This gets played in various modes. For instance the same notes can be played with one flat instead of one sharp, putting the tune into G dorian.
I found the tune in the famous Cecil Sharp House library in 1978 when Jon Swayne and I were searching for suitable English tunes to play on bagpipes (i.e within an octave). The melody was perfect for a raucous dance piece with as many musicians as possible cranking and blowing away.
C# was a treasure trove of melodies.
The John Offord collection “John of the Green, The Cheshire Way” has a five-part version, the first four parts of which are essentially the same as the version above, the fifth part being a repetition of part three. There are other differences in that the triplets are often a dotted rhythm, as in the first bar of the first part where we have B>AG instead of BAG. Such rhythms are within the style of the period and would not necessarily be written out in manuscript; musicians would play them as they saw fit without being told. Likewise, there are differences in lead-in notes between parts and between first and second time bars, but these differences are normal and could change from performance to performance.
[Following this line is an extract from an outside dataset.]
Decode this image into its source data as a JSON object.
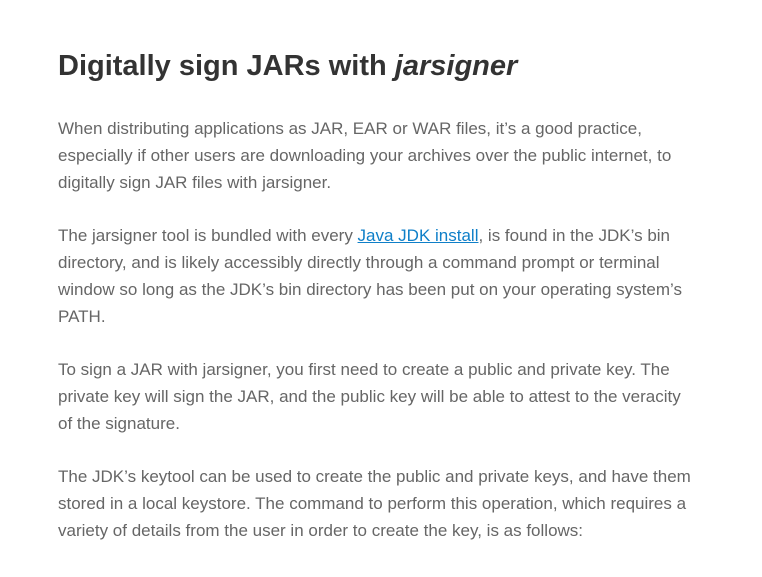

It therefore does not appear necessary to submit the Offord version here as a distinct version.
However, for those who are interested, here are the bars of the Offord version that have the dotted triplets:
Part 1 bars 1, 3
Part 2 bar 2 (2nd beat)
Part 3 bar 1 (2nd beat), bar 3 (both beats)
Part 4 bars 2, 4
Part 5 bar 3 (both beats)
Note the rhythmic differences between Parts 3 and 5, which are otherwise the same as regards notes.